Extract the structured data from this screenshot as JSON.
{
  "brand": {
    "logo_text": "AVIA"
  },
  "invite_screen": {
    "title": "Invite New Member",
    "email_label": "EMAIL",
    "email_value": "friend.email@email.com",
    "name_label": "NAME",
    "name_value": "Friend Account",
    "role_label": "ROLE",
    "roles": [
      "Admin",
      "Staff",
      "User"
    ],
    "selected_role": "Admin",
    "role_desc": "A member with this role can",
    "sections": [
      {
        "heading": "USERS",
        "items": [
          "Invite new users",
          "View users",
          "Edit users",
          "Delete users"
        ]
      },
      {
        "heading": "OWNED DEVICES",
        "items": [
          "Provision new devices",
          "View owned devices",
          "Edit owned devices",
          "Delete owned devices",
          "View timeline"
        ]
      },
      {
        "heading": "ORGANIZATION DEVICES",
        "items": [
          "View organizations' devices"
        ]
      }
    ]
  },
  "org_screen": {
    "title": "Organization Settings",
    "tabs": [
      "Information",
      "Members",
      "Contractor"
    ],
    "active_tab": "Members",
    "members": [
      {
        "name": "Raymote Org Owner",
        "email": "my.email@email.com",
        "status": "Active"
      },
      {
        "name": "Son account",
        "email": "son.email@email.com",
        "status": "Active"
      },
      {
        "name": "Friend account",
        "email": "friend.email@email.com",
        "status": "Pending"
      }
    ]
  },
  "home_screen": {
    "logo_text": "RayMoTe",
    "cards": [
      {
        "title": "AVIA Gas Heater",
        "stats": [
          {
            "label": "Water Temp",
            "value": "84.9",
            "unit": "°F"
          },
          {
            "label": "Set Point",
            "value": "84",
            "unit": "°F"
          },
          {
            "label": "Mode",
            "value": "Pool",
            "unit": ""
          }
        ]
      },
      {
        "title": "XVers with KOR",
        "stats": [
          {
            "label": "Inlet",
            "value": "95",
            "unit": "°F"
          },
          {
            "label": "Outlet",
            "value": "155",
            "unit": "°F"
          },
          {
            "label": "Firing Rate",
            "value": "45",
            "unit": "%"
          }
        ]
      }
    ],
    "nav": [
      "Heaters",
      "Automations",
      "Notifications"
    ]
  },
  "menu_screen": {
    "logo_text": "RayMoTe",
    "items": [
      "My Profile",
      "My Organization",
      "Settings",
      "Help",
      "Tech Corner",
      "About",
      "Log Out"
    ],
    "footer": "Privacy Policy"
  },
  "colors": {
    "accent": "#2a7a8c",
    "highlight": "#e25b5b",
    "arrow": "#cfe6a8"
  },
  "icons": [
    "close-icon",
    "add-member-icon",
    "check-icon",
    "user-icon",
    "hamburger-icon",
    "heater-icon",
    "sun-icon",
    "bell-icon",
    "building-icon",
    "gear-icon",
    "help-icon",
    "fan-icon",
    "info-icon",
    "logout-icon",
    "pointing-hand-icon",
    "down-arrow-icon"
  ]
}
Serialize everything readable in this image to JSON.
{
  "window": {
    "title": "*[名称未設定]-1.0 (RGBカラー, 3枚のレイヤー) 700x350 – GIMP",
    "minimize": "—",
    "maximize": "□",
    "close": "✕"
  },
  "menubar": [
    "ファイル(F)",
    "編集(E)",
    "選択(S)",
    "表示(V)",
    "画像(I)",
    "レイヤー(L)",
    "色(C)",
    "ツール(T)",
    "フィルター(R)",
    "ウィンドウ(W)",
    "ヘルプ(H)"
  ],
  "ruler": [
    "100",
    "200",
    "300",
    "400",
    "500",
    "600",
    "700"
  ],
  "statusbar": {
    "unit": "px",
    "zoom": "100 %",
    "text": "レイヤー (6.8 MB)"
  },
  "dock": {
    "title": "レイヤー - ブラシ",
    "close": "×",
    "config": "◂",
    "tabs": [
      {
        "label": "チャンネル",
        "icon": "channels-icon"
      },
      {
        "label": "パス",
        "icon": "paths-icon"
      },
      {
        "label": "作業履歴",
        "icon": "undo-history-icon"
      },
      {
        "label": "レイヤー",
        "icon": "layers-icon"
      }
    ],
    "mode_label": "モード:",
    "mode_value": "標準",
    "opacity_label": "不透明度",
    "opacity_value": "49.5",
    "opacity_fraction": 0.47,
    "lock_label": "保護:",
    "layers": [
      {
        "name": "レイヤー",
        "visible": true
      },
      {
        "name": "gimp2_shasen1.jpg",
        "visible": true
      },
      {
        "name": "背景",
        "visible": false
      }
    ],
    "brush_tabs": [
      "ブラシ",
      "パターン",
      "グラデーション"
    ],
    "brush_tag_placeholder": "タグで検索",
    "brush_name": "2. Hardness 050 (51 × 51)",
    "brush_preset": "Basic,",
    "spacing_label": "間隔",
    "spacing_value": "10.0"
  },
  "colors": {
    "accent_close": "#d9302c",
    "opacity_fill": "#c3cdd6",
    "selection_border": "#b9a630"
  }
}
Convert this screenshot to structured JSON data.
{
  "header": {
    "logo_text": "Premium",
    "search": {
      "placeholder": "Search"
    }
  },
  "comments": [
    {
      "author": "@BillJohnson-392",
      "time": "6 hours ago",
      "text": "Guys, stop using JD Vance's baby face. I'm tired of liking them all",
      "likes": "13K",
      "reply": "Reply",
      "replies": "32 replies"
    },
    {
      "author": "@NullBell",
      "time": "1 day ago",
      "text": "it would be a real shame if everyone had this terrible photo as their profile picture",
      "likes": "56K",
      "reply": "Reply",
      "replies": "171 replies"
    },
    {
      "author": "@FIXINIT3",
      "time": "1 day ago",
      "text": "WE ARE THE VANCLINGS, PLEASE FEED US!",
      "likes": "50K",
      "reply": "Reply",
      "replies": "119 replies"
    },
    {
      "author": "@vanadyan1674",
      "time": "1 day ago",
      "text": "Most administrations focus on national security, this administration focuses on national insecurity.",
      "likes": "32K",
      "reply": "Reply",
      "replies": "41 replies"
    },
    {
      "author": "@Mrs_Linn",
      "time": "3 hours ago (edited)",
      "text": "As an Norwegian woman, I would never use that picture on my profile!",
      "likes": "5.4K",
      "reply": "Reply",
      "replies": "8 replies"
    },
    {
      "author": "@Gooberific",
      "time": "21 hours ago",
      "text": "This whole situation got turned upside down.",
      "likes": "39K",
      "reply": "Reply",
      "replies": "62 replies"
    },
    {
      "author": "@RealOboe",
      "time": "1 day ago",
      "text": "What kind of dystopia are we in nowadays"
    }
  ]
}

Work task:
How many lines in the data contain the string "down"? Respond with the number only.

Written response:
2